─── Exercise material ───

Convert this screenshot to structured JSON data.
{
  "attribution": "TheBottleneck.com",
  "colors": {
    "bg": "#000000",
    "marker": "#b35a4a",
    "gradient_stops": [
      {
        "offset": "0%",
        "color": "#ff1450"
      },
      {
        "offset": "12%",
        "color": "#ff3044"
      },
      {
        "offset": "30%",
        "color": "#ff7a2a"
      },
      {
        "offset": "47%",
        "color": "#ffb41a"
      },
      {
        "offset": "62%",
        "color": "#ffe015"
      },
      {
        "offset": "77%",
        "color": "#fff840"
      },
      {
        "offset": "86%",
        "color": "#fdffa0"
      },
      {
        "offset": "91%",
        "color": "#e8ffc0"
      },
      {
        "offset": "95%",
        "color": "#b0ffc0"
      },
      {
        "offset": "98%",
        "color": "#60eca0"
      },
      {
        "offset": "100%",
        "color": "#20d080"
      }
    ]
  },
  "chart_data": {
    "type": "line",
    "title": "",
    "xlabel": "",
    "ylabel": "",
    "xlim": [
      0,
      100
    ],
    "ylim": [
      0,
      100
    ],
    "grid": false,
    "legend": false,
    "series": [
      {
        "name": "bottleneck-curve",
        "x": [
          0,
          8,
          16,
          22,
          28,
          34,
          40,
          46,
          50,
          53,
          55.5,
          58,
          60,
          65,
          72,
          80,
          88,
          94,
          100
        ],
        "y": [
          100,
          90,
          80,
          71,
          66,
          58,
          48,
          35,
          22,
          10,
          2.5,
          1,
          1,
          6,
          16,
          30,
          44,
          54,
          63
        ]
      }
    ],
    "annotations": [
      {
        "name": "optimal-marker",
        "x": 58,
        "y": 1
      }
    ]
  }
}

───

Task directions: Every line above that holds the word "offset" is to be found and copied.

Written response:
        "offset": "0%",
        "offset": "12%",
        "offset": "30%",
        "offset": "47%",
        "offset": "62%",
        "offset": "77%",
        "offset": "86%",
        "offset": "91%",
        "offset": "95%",
        "offset": "98%",
        "offset": "100%",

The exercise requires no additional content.